It’s no secret that massive sporting events come with a drop in productivity, especially if they take place during primetime: scroll Twitter during the fourth quarter of a Sunday Night Football game and you’re sure to see people complain about how awful they’ll feel at work the next morning. What’s more, many have called for the day after the Super Bowl to become a national holiday because of this phenomenon. The Super Bowl has a crazy enough impact as one game; imagine a month packed with 67 high stakes, high energy games like that, and you’ll get the productivity crash that is March Madness.
Not only do the games go late into the night, making people sluggish the next day: it’s happening in the middle of the week too. The Monday blues are to be expected, but wiped out employees on a Wednesday morning is another beast entirely. Even worse, the games don’t just happen at night. During the peak of the tournament in the first couple rounds, the NCAA is trying to pack as many as 16 games into a single day. As such, the games are taking place from around noon EDT, luring sports fanatic employees into watching March Madness while they’re on the clock.

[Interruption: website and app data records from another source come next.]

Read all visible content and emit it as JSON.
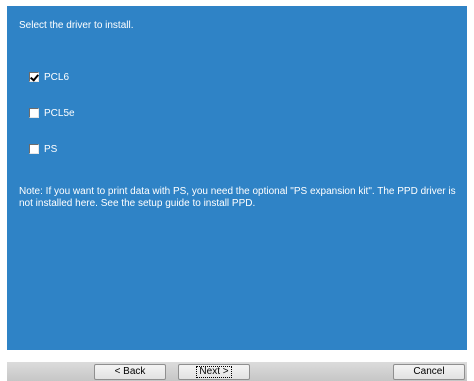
{
  "instruction": "Select the driver to install.",
  "options": [
    {
      "label": "PCL6",
      "checked": true
    },
    {
      "label": "PCL5e",
      "checked": false
    },
    {
      "label": "PS",
      "checked": false
    }
  ],
  "note": "Note: If you want to print data with PS, you need the optional \"PS expansion kit\". The PPD driver is not installed here. See the setup guide to install PPD.",
  "buttons": {
    "back": "< Back",
    "next": "Next >",
    "cancel": "Cancel"
  },
  "colors": {
    "panel_background": "#2f83c6",
    "text": "#ffffff"
  }
}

Just how costly will the dip in productivity be? Outplacement and career transitioning firm Challenger, Gray and Christmas, Inc. estimated that employers will lose $17.3 billion US Dollars based on productivity output as a result of the tournament. Not all big businesses are going to fall victim to the sporting madness, however. While the NCAA tournament cost employers billions, Caesars Sportsbook Massachusetts hopes to take advantage with the launch of online sports betting in the Commonwealth that kicked off last Friday, just in time for the start of the tournament.
A Blessing… and a Curse
The pageantry that comes with March Madness makes it a great opportunity for the wary employer. Bracket competitions, whether for money with a business-wide pool, or just for bragging rights and the satisfaction of winning, are a great way to help invigorate an office and get people talking. There’s no feeling like winning, and the personal stakes aren’t quite as high when you aren’t actually the one competing: friendly banter about a bracket mishap doesn’t hit as close to home.
Medical trade magazine Becker’s Hospital Review cited a 2018 QuickBooks survey which said that 48% of workers fine tune their brackets while at work: another survey said that the average amount of time spent per workday on March Madness-related activities amounts to 25.5 minutes. Multiply that by the average hourly wage (and the number of workdays interspersed across the tournament) and you get those lofty figures that employers are set to lose out on.
Of course, office related bracket challenges are endorsed by employers within reason. The surveys (and therefore, the estimated losses) may be an undershoot because they didn’t account for other actions like watching or listening to the games while on the clock.
The article in Becker’s Hospital Review went on to point out that as the world economy continues to recover from the COVID-19 pandemic (and workers and businesses alike deal with layoffs and general uncertainty because of it), office bracket pools are an excellent way to boost morale. Many bracket challenges that contain a monetary prize come from entry fees pooled by the competitors: employers providing the prizes themselves or offering other game day specials like watch parties takes the pressure off the employees, making it more inviting for those who don’t like sports to participate.
While floating the cost of winning prizes might mean a slight budget hit, it could pay off in spades with a revitalized and motivated workforce.